- **Work item**: Write out the entire listing exactly, so that each line matches the original.
———
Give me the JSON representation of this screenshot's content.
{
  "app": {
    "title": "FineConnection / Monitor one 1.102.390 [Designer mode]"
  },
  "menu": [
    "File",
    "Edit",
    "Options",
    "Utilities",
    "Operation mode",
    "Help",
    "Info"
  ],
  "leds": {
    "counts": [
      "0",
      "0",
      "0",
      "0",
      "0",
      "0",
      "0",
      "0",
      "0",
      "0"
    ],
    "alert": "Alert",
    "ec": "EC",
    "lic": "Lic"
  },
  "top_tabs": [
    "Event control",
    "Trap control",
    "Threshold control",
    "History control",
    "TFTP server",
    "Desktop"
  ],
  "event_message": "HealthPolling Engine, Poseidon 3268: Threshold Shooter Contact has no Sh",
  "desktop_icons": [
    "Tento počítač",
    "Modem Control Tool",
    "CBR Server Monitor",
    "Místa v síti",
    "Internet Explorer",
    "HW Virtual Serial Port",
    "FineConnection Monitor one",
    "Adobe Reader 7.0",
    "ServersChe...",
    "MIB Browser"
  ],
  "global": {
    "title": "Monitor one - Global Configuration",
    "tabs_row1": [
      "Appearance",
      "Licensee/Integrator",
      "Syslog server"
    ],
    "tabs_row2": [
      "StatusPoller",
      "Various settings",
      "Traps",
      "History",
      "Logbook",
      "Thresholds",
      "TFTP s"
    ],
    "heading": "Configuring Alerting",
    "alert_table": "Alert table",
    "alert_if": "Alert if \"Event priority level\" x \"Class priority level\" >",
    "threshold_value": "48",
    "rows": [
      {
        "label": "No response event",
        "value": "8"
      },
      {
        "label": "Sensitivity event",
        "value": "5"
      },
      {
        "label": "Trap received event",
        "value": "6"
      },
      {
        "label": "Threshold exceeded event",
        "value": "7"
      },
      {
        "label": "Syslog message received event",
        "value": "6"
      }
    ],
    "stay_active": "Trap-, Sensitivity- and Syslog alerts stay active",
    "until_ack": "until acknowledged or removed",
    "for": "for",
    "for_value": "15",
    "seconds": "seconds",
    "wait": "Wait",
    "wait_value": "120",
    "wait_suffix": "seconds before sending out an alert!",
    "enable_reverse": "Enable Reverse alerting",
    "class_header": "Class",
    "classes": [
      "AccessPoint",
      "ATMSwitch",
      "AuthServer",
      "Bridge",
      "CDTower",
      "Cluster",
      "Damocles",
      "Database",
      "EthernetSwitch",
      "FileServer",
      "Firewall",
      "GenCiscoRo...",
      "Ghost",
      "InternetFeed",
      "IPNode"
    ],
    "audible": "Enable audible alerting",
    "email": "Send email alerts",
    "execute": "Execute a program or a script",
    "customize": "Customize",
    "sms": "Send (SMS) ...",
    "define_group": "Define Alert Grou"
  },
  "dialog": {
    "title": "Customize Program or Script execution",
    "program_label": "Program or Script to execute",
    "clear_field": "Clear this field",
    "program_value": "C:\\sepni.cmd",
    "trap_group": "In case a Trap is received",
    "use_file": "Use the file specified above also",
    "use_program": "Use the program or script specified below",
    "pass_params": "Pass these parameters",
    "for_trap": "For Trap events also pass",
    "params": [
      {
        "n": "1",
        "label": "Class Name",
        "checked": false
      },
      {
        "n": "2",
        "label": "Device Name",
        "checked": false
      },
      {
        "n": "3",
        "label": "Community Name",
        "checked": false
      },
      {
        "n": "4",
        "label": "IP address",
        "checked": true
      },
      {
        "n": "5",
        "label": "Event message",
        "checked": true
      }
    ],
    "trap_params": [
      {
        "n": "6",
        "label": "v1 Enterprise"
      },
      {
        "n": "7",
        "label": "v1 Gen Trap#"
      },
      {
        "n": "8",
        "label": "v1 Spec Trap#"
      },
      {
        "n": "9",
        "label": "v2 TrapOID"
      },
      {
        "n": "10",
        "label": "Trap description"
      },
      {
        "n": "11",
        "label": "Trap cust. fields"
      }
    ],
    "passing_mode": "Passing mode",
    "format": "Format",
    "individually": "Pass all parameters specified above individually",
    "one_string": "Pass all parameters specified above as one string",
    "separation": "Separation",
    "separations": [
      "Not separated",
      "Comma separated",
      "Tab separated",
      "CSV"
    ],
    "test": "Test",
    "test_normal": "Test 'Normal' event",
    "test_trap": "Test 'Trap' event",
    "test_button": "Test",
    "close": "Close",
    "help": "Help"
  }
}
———
- **Output for this task**:
Give me the JSON representation of this screenshot's content.
{
  "app": {
    "title": "FineConnection / Monitor one 1.102.390 [Designer mode]"
  },
  "menu": [
    "File",
    "Edit",
    "Options",
    "Utilities",
    "Operation mode",
    "Help",
    "Info"
  ],
  "leds": {
    "counts": [
      "0",
      "0",
      "0",
      "0",
      "0",
      "0",
      "0",
      "0",
      "0",
      "0"
    ],
    "alert": "Alert",
    "ec": "EC",
    "lic": "Lic"
  },
  "top_tabs": [
    "Event control",
    "Trap control",
    "Threshold control",
    "History control",
    "TFTP server",
    "Desktop"
  ],
  "event_message": "HealthPolling Engine, Poseidon 3268: Threshold Shooter Contact has no Sh",
  "desktop_icons": [
    "Tento počítač",
    "Modem Control Tool",
    "CBR Server Monitor",
    "Místa v síti",
    "Internet Explorer",
    "HW Virtual Serial Port",
    "FineConnection Monitor one",
    "Adobe Reader 7.0",
    "ServersChe...",
    "MIB Browser"
  ],
  "global": {
    "title": "Monitor one - Global Configuration",
    "tabs_row1": [
      "Appearance",
      "Licensee/Integrator",
      "Syslog server"
    ],
    "tabs_row2": [
      "StatusPoller",
      "Various settings",
      "Traps",
      "History",
      "Logbook",
      "Thresholds",
      "TFTP s"
    ],
    "heading": "Configuring Alerting",
    "alert_table": "Alert table",
    "alert_if": "Alert if \"Event priority level\" x \"Class priority level\" >",
    "threshold_value": "48",
    "rows": [
      {
        "label": "No response event",
        "value": "8"
      },
      {
        "label": "Sensitivity event",
        "value": "5"
      },
      {
        "label": "Trap received event",
        "value": "6"
      },
      {
        "label": "Threshold exceeded event",
        "value": "7"
      },
      {
        "label": "Syslog message received event",
        "value": "6"
      }
    ],
    "stay_active": "Trap-, Sensitivity- and Syslog alerts stay active",
    "until_ack": "until acknowledged or removed",
    "for": "for",
    "for_value": "15",
    "seconds": "seconds",
    "wait": "Wait",
    "wait_value": "120",
    "wait_suffix": "seconds before sending out an alert!",
    "enable_reverse": "Enable Reverse alerting",
    "class_header": "Class",
    "classes": [
      "AccessPoint",
      "ATMSwitch",
      "AuthServer",
      "Bridge",
      "CDTower",
      "Cluster",
      "Damocles",
      "Database",
      "EthernetSwitch",
      "FileServer",
      "Firewall",
      "GenCiscoRo...",
      "Ghost",
      "InternetFeed",
      "IPNode"
    ],
    "audible": "Enable audible alerting",
    "email": "Send email alerts",
    "execute": "Execute a program or a script",
    "customize": "Customize",
    "sms": "Send (SMS) ...",
    "define_group": "Define Alert Grou"
  },
  "dialog": {
    "title": "Customize Program or Script execution",
    "program_label": "Program or Script to execute",
    "clear_field": "Clear this field",
    "program_value": "C:\\sepni.cmd",
    "trap_group": "In case a Trap is received",
    "use_file": "Use the file specified above also",
    "use_program": "Use the program or script specified below",
    "pass_params": "Pass these parameters",
    "for_trap": "For Trap events also pass",
    "params": [
      {
        "n": "1",
        "label": "Class Name",
        "checked": false
      },
      {
        "n": "2",
        "label": "Device Name",
        "checked": false
      },
      {
        "n": "3",
        "label": "Community Name",
        "checked": false
      },
      {
        "n": "4",
        "label": "IP address",
        "checked": true
      },
      {
        "n": "5",
        "label": "Event message",
        "checked": true
      }
    ],
    "trap_params": [
      {
        "n": "6",
        "label": "v1 Enterprise"
      },
      {
        "n": "7",
        "label": "v1 Gen Trap#"
      },
      {
        "n": "8",
        "label": "v1 Spec Trap#"
      },
      {
        "n": "9",
        "label": "v2 TrapOID"
      },
      {
        "n": "10",
        "label": "Trap description"
      },
      {
        "n": "11",
        "label": "Trap cust. fields"
      }
    ],
    "passing_mode": "Passing mode",
    "format": "Format",
    "individually": "Pass all parameters specified above individually",
    "one_string": "Pass all parameters specified above as one string",
    "separation": "Separation",
    "separations": [
      "Not separated",
      "Comma separated",
      "Tab separated",
      "CSV"
    ],
    "test": "Test",
    "test_normal": "Test 'Normal' event",
    "test_trap": "Test 'Trap' event",
    "test_button": "Test",
    "close": "Close",
    "help": "Help"
  }
}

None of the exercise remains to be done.